-- What the task asks --
Wherever the word "Amex" shows up in the data, report the line it sits in.

++++++++

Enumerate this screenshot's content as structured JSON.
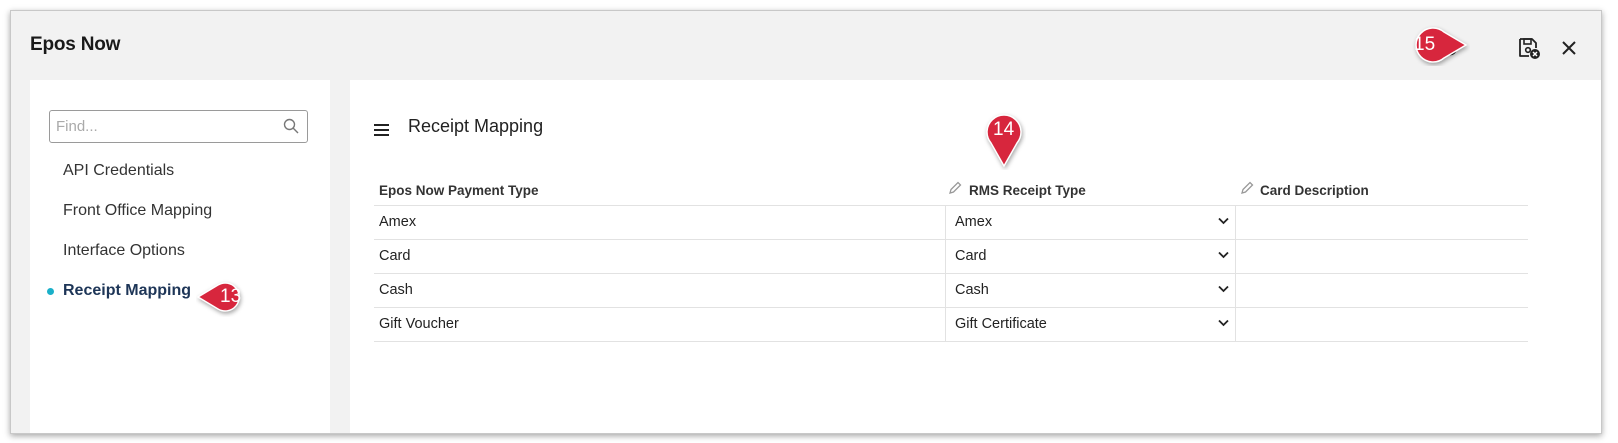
{
  "window": {
    "title": "Epos Now"
  },
  "header_icons": [
    "refresh-icon",
    "save-icon",
    "close-icon"
  ],
  "sidebar": {
    "search_placeholder": "Find...",
    "items": [
      {
        "label": "API Credentials",
        "active": false
      },
      {
        "label": "Front Office Mapping",
        "active": false
      },
      {
        "label": "Interface Options",
        "active": false
      },
      {
        "label": "Receipt Mapping",
        "active": true
      }
    ]
  },
  "main": {
    "title": "Receipt Mapping",
    "columns": [
      "Epos Now Payment Type",
      "RMS Receipt Type",
      "Card Description"
    ],
    "rows": [
      {
        "payment_type": "Amex",
        "receipt_type": "Amex",
        "card_description": ""
      },
      {
        "payment_type": "Card",
        "receipt_type": "Card",
        "card_description": ""
      },
      {
        "payment_type": "Cash",
        "receipt_type": "Cash",
        "card_description": ""
      },
      {
        "payment_type": "Gift Voucher",
        "receipt_type": "Gift Certificate",
        "card_description": ""
      }
    ]
  },
  "callouts": {
    "c13": "13",
    "c14": "14",
    "c15": "15"
  },
  "colors": {
    "accent": "#1ab0c9",
    "callout": "#d7263d",
    "active_text": "#1d3557"
  }
}
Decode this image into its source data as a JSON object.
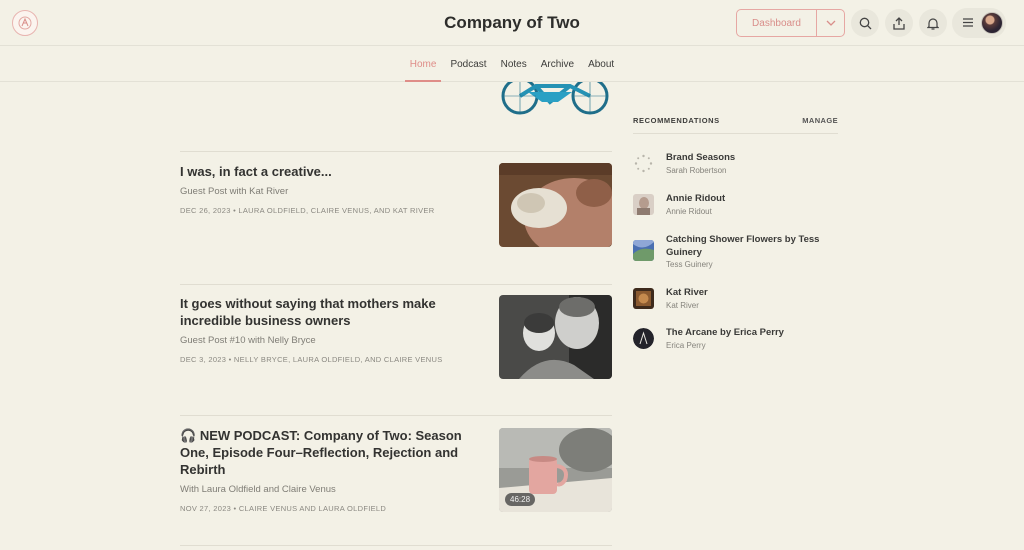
{
  "header": {
    "title": "Company of Two",
    "dashboard_label": "Dashboard",
    "icons": [
      "search-icon",
      "share-icon",
      "bell-icon",
      "menu-icon"
    ],
    "accent": "#df8d88"
  },
  "nav": {
    "items": [
      {
        "label": "Home",
        "active": true
      },
      {
        "label": "Podcast"
      },
      {
        "label": "Notes"
      },
      {
        "label": "Archive"
      },
      {
        "label": "About"
      }
    ]
  },
  "posts": [
    {
      "title": "I was, in fact a creative...",
      "subtitle": "Guest Post with Kat River",
      "meta": "DEC 26, 2023 • LAURA OLDFIELD, CLAIRE VENUS, AND KAT RIVER"
    },
    {
      "title": "It goes without saying that mothers make incredible business owners",
      "subtitle": "Guest Post #10 with Nelly Bryce",
      "meta": "DEC 3, 2023 • NELLY BRYCE, LAURA OLDFIELD, AND CLAIRE VENUS"
    },
    {
      "title": "NEW PODCAST: Company of Two: Season One, Episode Four–Reflection, Rejection and Rebirth",
      "subtitle": "With Laura Oldfield and Claire Venus",
      "meta": "NOV 27, 2023 • CLAIRE VENUS AND LAURA OLDFIELD",
      "duration": "46:28",
      "icon": "headphones-icon"
    }
  ],
  "recommendations": {
    "heading": "RECOMMENDATIONS",
    "manage_label": "MANAGE",
    "items": [
      {
        "name": "Brand Seasons",
        "author": "Sarah Robertson"
      },
      {
        "name": "Annie Ridout",
        "author": "Annie Ridout"
      },
      {
        "name": "Catching Shower Flowers by Tess Guinery",
        "author": "Tess Guinery"
      },
      {
        "name": "Kat River",
        "author": "Kat River"
      },
      {
        "name": "The Arcane by Erica Perry",
        "author": "Erica Perry"
      }
    ]
  }
}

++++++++

-- Answer to this exercise --
        "payment_type": "Amex",
        "receipt_type": "Amex",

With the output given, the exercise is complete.